I am old. I left Cameroon back in 2000. I had tried for three years to get away, and I was sent back to Cameroon three times. I spent some time in Algeria and it was hell on earth - they say Jesus hasn’t passed by there. One day I was taken behind a ghetto and shown the graves of those who didn’t make it. I was asked: “Do you want to follow them?” Many people will try to discourage you, but when you decide to take this route there is no room for discouragement.
I never had the “European dream.” I left because I was young, and bored of seeing and doing the same things every day. I had no idea where I was going -- along the way, I decided to try for Europe. Back then, there were no transit points through Libya, people mostly went through Morocco. On the day I made the crossing we were in the water at 11pm, and on Spanish land by 6am the next day. I had one life jacket. Five of us left, but only two made it to the other side.
From Spain I went to France, then Italy and finally Germany. I made a life for myself there. I started learning metallurgy, I got married and had a kid. My parents-in-law didn’t like me at all. In the beginning it was fine, but then little by little my wife started seeing it their way as well.
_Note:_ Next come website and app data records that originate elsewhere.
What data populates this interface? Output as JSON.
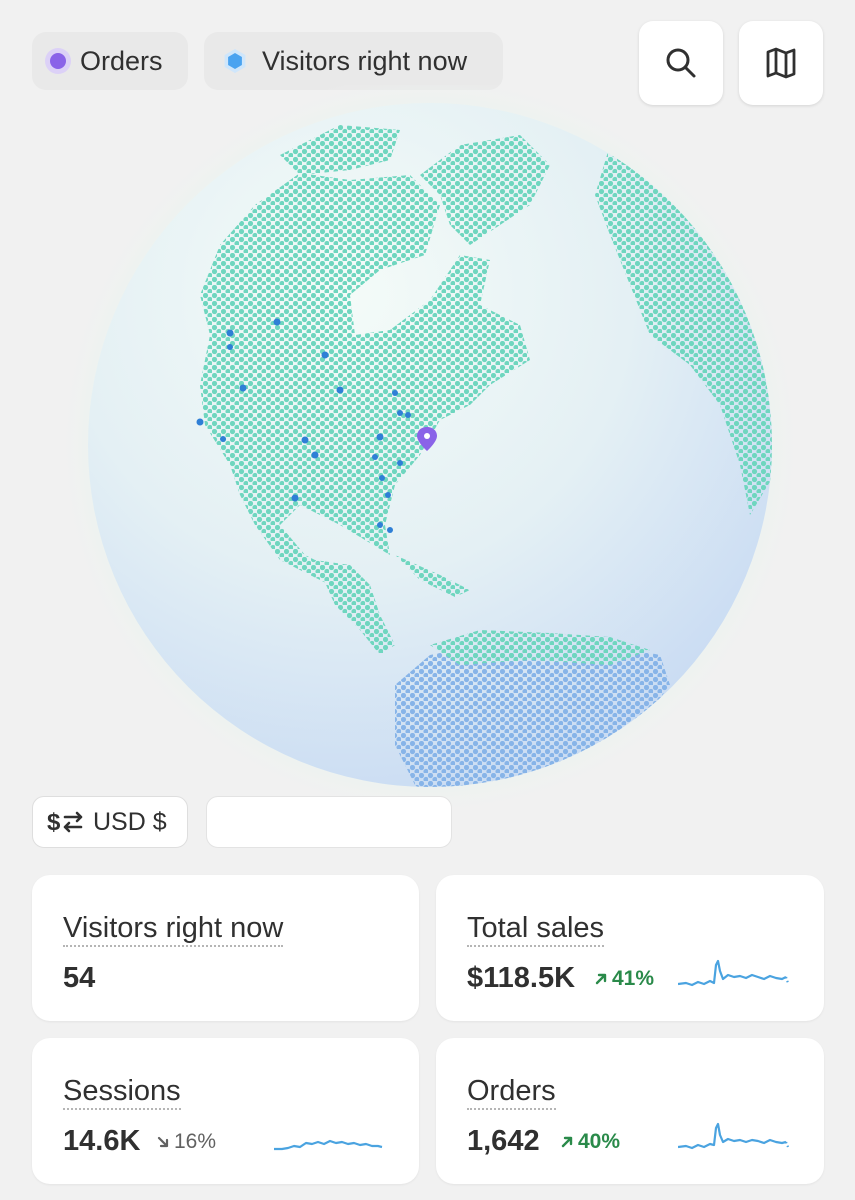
{
  "header": {
    "chips": [
      {
        "label": "Orders",
        "icon": "purple-dot-icon",
        "color": "#8a63e8"
      },
      {
        "label": "Visitors right now",
        "icon": "blue-hexagon-icon",
        "color": "#4aa3f0"
      }
    ],
    "buttons": [
      {
        "icon": "search-icon"
      },
      {
        "icon": "map-icon"
      }
    ]
  },
  "currency": {
    "label": "USD $",
    "icon": "currency-swap-icon"
  },
  "metrics": {
    "visitors": {
      "title": "Visitors right now",
      "value": "54"
    },
    "total_sales": {
      "title": "Total sales",
      "value": "$118.5K",
      "delta": "41%",
      "direction": "up"
    },
    "sessions": {
      "title": "Sessions",
      "value": "14.6K",
      "delta": "16%",
      "direction": "down"
    },
    "orders": {
      "title": "Orders",
      "value": "1,642",
      "delta": "40%",
      "direction": "up"
    }
  },
  "colors": {
    "accent_purple": "#8a63e8",
    "accent_blue": "#4aa3f0",
    "land": "#6fd6bf",
    "positive": "#2a8a4a",
    "spark": "#4aa3e0"
  }
}
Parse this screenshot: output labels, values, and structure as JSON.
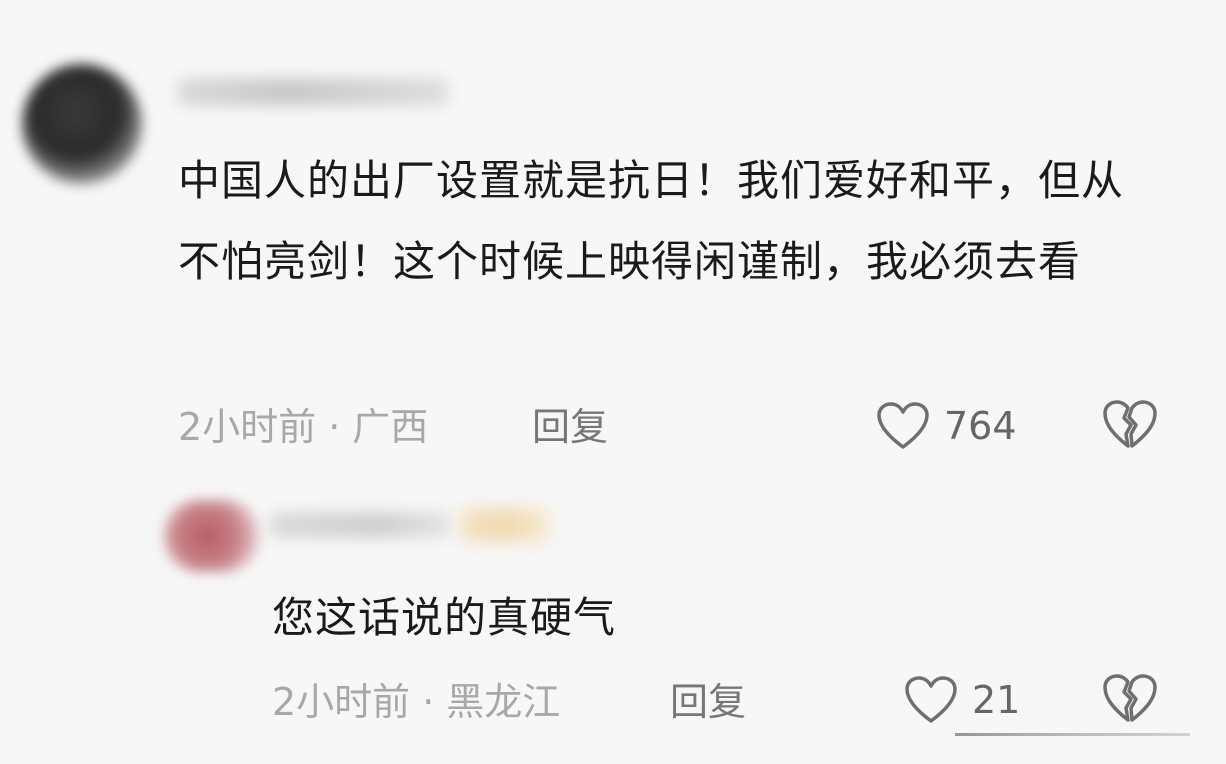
{
  "comments": [
    {
      "text": "中国人的出厂设置就是抗日！我们爱好和平，但从不怕亮剑！这个时候上映得闲谨制，我必须去看",
      "time": "2小时前",
      "separator": "·",
      "location": "广西",
      "reply_label": "回复",
      "likes": "764",
      "icons": {
        "like": "heart-outline-icon",
        "dislike": "broken-heart-icon"
      }
    },
    {
      "text": "您这话说的真硬气",
      "time": "2小时前",
      "separator": "·",
      "location": "黑龙江",
      "reply_label": "回复",
      "likes": "21",
      "icons": {
        "like": "heart-outline-icon",
        "dislike": "broken-heart-icon"
      }
    }
  ],
  "colors": {
    "background": "#f7f7f7",
    "text": "#1a1a1a",
    "meta": "#a8a8a8",
    "action": "#777777"
  }
}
I’ve convinced all the Cameroonians I’ve met during my return journey to go back home. You’re not going to find paradise abroad. Life is not the same, and I missed Cameroon throughout my time in Europe. Germans understand for example that you have something they don’t, and they approach you and try to understand what that is, but some Europeans can be very racist. They sometimes even said it to my face: “I don’t like black people.” It’s not their fault, they aren’t used to seeing a lot of black people. We are always scared of the unknown.
My biggest dream now is to have a family that supports me. I’ll try to start a project when I get back to Cameroon, but if it doesn’t succeed I’m going back to Europe. You can’t stay in Africa if you don’t have any money. As for the route, they may close the borders but people always find a way. When you fill up one hole, another one is being dug.